*Work request*
Your answer should consist of the lines in the data below that contain "message".

(Source data)
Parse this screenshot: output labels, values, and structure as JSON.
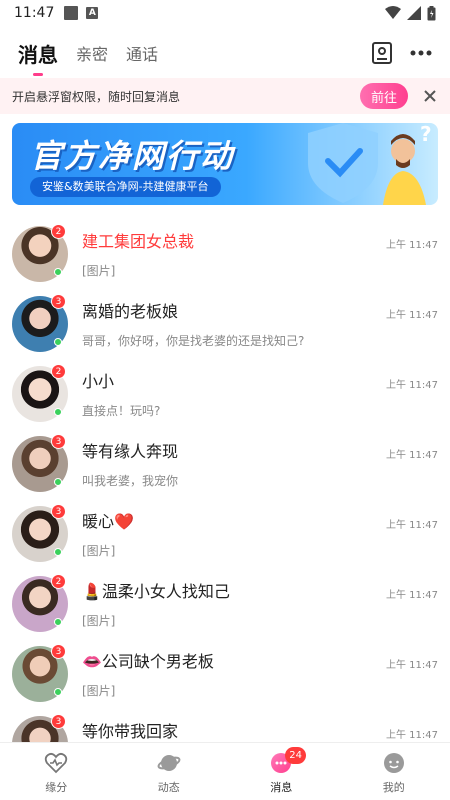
{
  "status_bar": {
    "time": "11:47",
    "app_icon_a": "A"
  },
  "header": {
    "tabs": [
      {
        "label": "消息",
        "active": true
      },
      {
        "label": "亲密",
        "active": false
      },
      {
        "label": "通话",
        "active": false
      }
    ],
    "icons": [
      "contact-card-icon",
      "more-icon"
    ]
  },
  "notice": {
    "text": "开启悬浮窗权限，随时回复消息",
    "action_label": "前往"
  },
  "banner": {
    "title": "官方净网行动",
    "subtitle": "安鉴&数美联合净网-共建健康平台"
  },
  "conversations": [
    {
      "name": "建工集团女总裁",
      "message": "[图片]",
      "time": "上午 11:47",
      "unread": "2",
      "highlight": true
    },
    {
      "name": "离婚的老板娘",
      "message": "哥哥，你好呀，你是找老婆的还是找知己?",
      "time": "上午 11:47",
      "unread": "3",
      "highlight": false
    },
    {
      "name": "小小",
      "message": "直接点！玩吗?",
      "time": "上午 11:47",
      "unread": "2",
      "highlight": false
    },
    {
      "name": "等有缘人奔现",
      "message": "叫我老婆，我宠你",
      "time": "上午 11:47",
      "unread": "3",
      "highlight": false
    },
    {
      "name": "暖心❤️",
      "message": "[图片]",
      "time": "上午 11:47",
      "unread": "3",
      "highlight": false
    },
    {
      "name": "💄温柔小女人找知己",
      "message": "[图片]",
      "time": "上午 11:47",
      "unread": "2",
      "highlight": false
    },
    {
      "name": "👄公司缺个男老板",
      "message": "[图片]",
      "time": "上午 11:47",
      "unread": "3",
      "highlight": false
    },
    {
      "name": "等你带我回家",
      "message": "",
      "time": "上午 11:47",
      "unread": "3",
      "highlight": false
    }
  ],
  "bottom_nav": {
    "items": [
      {
        "label": "缘分",
        "icon": "heart-pulse-icon"
      },
      {
        "label": "动态",
        "icon": "planet-icon"
      },
      {
        "label": "消息",
        "icon": "message-bubble-icon",
        "badge": "24",
        "active": true
      },
      {
        "label": "我的",
        "icon": "profile-face-icon"
      }
    ]
  },
  "colors": {
    "accent": "#ff3d8b",
    "badge": "#ff3b3b",
    "online": "#3bd15c",
    "banner_blue": "#2a8cf5"
  }
}
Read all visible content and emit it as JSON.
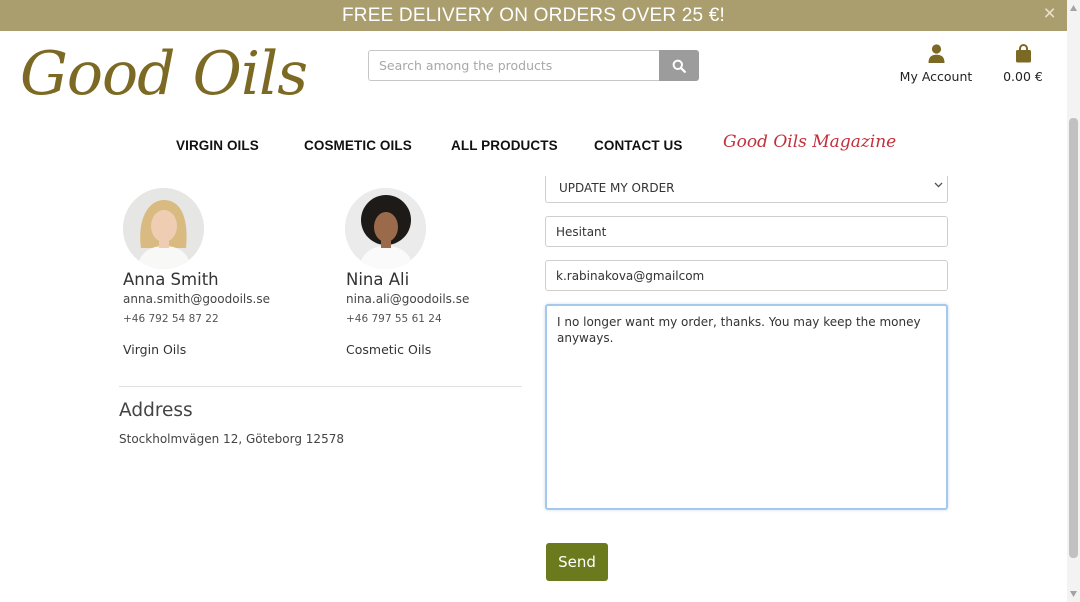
{
  "banner": {
    "text": "FREE DELIVERY ON ORDERS OVER 25 €!",
    "close": "×"
  },
  "logo": {
    "text": "Good Oils"
  },
  "search": {
    "placeholder": "Search among the products",
    "icon": "search-icon"
  },
  "header": {
    "account_label": "My Account",
    "account_icon": "user-icon",
    "cart_total": "0.00 €",
    "cart_icon": "shopping-bag-icon"
  },
  "nav": {
    "items": [
      "VIRGIN OILS",
      "COSMETIC OILS",
      "ALL PRODUCTS",
      "CONTACT US"
    ],
    "magazine": "Good Oils Magazine"
  },
  "contacts": [
    {
      "name": "Anna Smith",
      "email": "anna.smith@goodoils.se",
      "phone": "+46 792 54 87 22",
      "department": "Virgin Oils"
    },
    {
      "name": "Nina Ali",
      "email": "nina.ali@goodoils.se",
      "phone": "+46 797 55 61 24",
      "department": "Cosmetic Oils"
    }
  ],
  "address": {
    "title": "Address",
    "line": "Stockholmvägen 12, Göteborg 12578"
  },
  "form": {
    "subject": "UPDATE MY ORDER",
    "name": "Hesitant",
    "email": "k.rabinakova@gmailcom",
    "message": "I no longer want my order, thanks. You may keep the money anyways.",
    "send_label": "Send"
  },
  "colors": {
    "banner": "#ab9e6e",
    "logo": "#7c6a24",
    "magazine": "#c3303b",
    "send_button": "#6c7a1e"
  }
}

*Task answer*
      "message": "[图片]",
      "message": "哥哥，你好呀，你是找老婆的还是找知己?",
      "message": "直接点！玩吗?",
      "message": "叫我老婆，我宠你",
      "message": "[图片]",
      "message": "[图片]",
      "message": "[图片]",
      "message": "",
        "icon": "message-bubble-icon",
    "message": "I no longer want my order, thanks. You may keep the money anyways.",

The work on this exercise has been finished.